Pacific Lutheran University Men Against Violence will host a national conference to engage professionals, religious communities and student activists in the process of identifying and strategizing how to remove the barriers that have traditionally kept large numbers of men from joining violence prevention efforts. Experts will discuss innovative approaches to anti-violence work and how to empower men to explore masculinities which support a just and equitable society.
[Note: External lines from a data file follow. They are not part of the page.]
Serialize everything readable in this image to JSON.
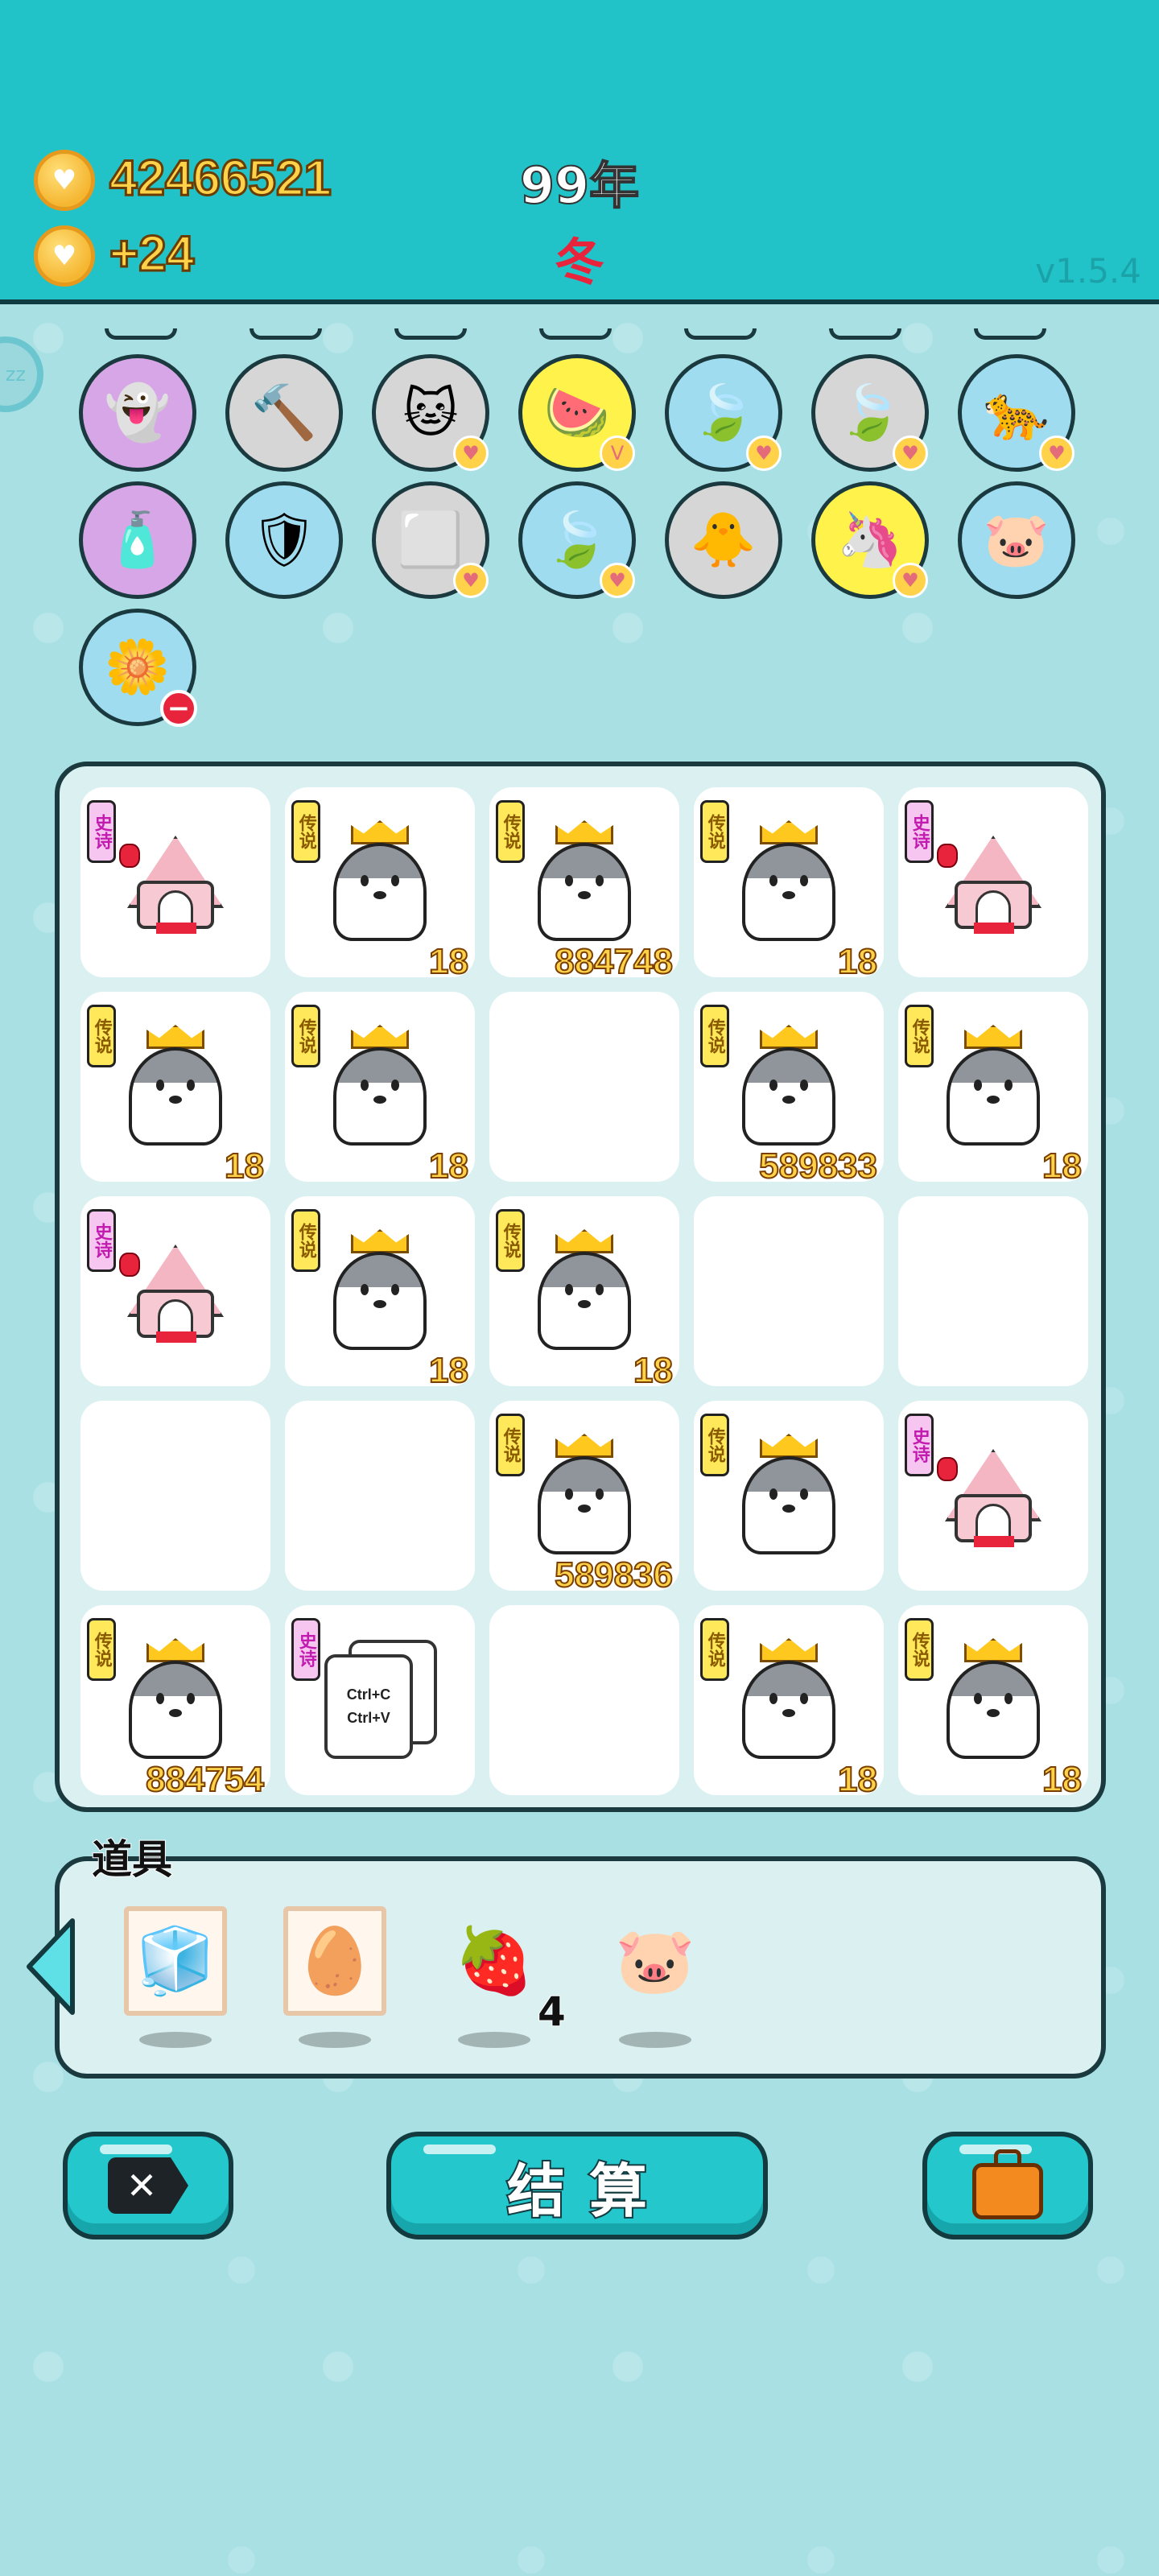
{
  "header": {
    "coins": "42466521",
    "income": "+24",
    "year": "99年",
    "season": "冬",
    "version": "v1.5.4",
    "side_button": "zz"
  },
  "skills": [
    {
      "name": "ghost-egg-skill",
      "glyph": "👻",
      "bg": "#d7a6e6",
      "badge": ""
    },
    {
      "name": "hammer-skill",
      "glyph": "🔨",
      "bg": "#d6d6d6",
      "badge": ""
    },
    {
      "name": "twin-cats-skill",
      "glyph": "🐱",
      "bg": "#d6d6d6",
      "badge": "♥"
    },
    {
      "name": "fruit-basket-skill",
      "glyph": "🍉",
      "bg": "#fff24a",
      "badge": "V"
    },
    {
      "name": "leaf-skill-1",
      "glyph": "🍃",
      "bg": "#9fdcef",
      "badge": "♥"
    },
    {
      "name": "leaf-skill-2",
      "glyph": "🍃",
      "bg": "#d6d6d6",
      "badge": "♥"
    },
    {
      "name": "cat-skill",
      "glyph": "🐆",
      "bg": "#9fdcef",
      "badge": "♥"
    },
    {
      "name": "spray-bottle-skill",
      "glyph": "🧴",
      "bg": "#d7a6e6",
      "badge": ""
    },
    {
      "name": "shield-wrench-skill",
      "glyph": "🛡",
      "bg": "#9fdcef",
      "badge": ""
    },
    {
      "name": "sugar-cubes-skill",
      "glyph": "⬜",
      "bg": "#d6d6d6",
      "badge": "♥"
    },
    {
      "name": "leaf-skill-3",
      "glyph": "🍃",
      "bg": "#9fdcef",
      "badge": "♥"
    },
    {
      "name": "chick-egg-skill",
      "glyph": "🐥",
      "bg": "#d6d6d6",
      "badge": ""
    },
    {
      "name": "unicorn-skill",
      "glyph": "🦄",
      "bg": "#fff24a",
      "badge": "♥"
    },
    {
      "name": "piggy-skill",
      "glyph": "🐷",
      "bg": "#9fdcef",
      "badge": ""
    },
    {
      "name": "flower-pot-skill",
      "glyph": "🌼",
      "bg": "#9fdcef",
      "badge": "-"
    }
  ],
  "labels": {
    "legend": "传说",
    "epic": "史诗"
  },
  "board": [
    {
      "type": "hut",
      "tag": "史诗",
      "num": ""
    },
    {
      "type": "husky",
      "tag": "传说",
      "num": "18"
    },
    {
      "type": "husky",
      "tag": "传说",
      "num": "884748"
    },
    {
      "type": "husky",
      "tag": "传说",
      "num": "18"
    },
    {
      "type": "hut",
      "tag": "史诗",
      "num": ""
    },
    {
      "type": "husky",
      "tag": "传说",
      "num": "18"
    },
    {
      "type": "husky",
      "tag": "传说",
      "num": "18"
    },
    {
      "type": "empty",
      "tag": "",
      "num": ""
    },
    {
      "type": "husky",
      "tag": "传说",
      "num": "589833"
    },
    {
      "type": "husky",
      "tag": "传说",
      "num": "18"
    },
    {
      "type": "hut",
      "tag": "史诗",
      "num": ""
    },
    {
      "type": "husky",
      "tag": "传说",
      "num": "18"
    },
    {
      "type": "husky",
      "tag": "传说",
      "num": "18"
    },
    {
      "type": "empty",
      "tag": "",
      "num": ""
    },
    {
      "type": "empty",
      "tag": "",
      "num": ""
    },
    {
      "type": "empty",
      "tag": "",
      "num": ""
    },
    {
      "type": "empty",
      "tag": "",
      "num": ""
    },
    {
      "type": "husky",
      "tag": "传说",
      "num": "589836"
    },
    {
      "type": "husky",
      "tag": "传说",
      "num": ""
    },
    {
      "type": "hut",
      "tag": "史诗",
      "num": ""
    },
    {
      "type": "husky",
      "tag": "传说",
      "num": "884754"
    },
    {
      "type": "clip",
      "tag": "史诗",
      "num": ""
    },
    {
      "type": "empty",
      "tag": "",
      "num": ""
    },
    {
      "type": "husky",
      "tag": "传说",
      "num": "18"
    },
    {
      "type": "husky",
      "tag": "传说",
      "num": "18"
    }
  ],
  "clip_card": {
    "line1": "Ctrl+C",
    "line2": "Ctrl+V"
  },
  "props": {
    "title": "道具",
    "items": [
      {
        "name": "fridge-item",
        "glyph": "🧊",
        "framed": true,
        "count": ""
      },
      {
        "name": "egg-item",
        "glyph": "🥚",
        "framed": true,
        "count": ""
      },
      {
        "name": "lychee-item",
        "glyph": "🍓",
        "framed": false,
        "count": "4"
      },
      {
        "name": "piggy-bank-item",
        "glyph": "🐷",
        "framed": false,
        "count": ""
      }
    ]
  },
  "buttons": {
    "cancel_icon": "✕",
    "settle_label": "结算",
    "bag_icon": "💼"
  },
  "colors": {
    "header_bg": "#21c3c8",
    "accent_gold": "#ffd24a",
    "button_teal": "#23c7cc",
    "legend_tag": "#ffe85a",
    "epic_tag": "#f6c6f0"
  }
}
For more information or to submit a workshop proposal, contact Jonathan Grove at firstname.lastname@example.org.
Does your organization sponsor a conference that you would like to highlight in Speaking Up?
If so, please let us know about it! Send conference information to Speaking Upeditor Luci Manning via email: email@example.com, or via fax: 202/371-9142. Be sure to include the registration deadline!
Copyright © 2010 Family Violence Prevention
We need to stay informed about proposed laws and what's happening around us with domestic violence, abuse and human rights if we are to know how to help ourselves, our loved ones and protect our families. If you want to stay informed about the latest legislative alerts and updates effecting domestic violence in the United States, go to the Family Violence Prevention Fund website by clicking here or copying and pasting this url: http://capwiz.com/fvpf/issues/ . Templates have already been designed by FVPF that can be emailed after filling in your information. The letter will be emailed directly to your representative after you click on the send message button. If you choose to mail the letter, the site will provide you mailing details based on your location.
The National Network to End Domestic Violence (NNEDV) also watches the face of domestic violence and abuse policies. Visit their Public Policy page also contains the following: Policy Issues, Understanding the Legislative Process, Take Action and Action Alerts.
It is worth the few minutes to get the latest news about what's happening in the world around us. Send your letters of support for the issues affecting the safety of every person. Learn and take action!
Let's show the world that domestic violence is a crime and not a part of life, especially when it can result in taking one's life.
Be a blessing because you are already blessed.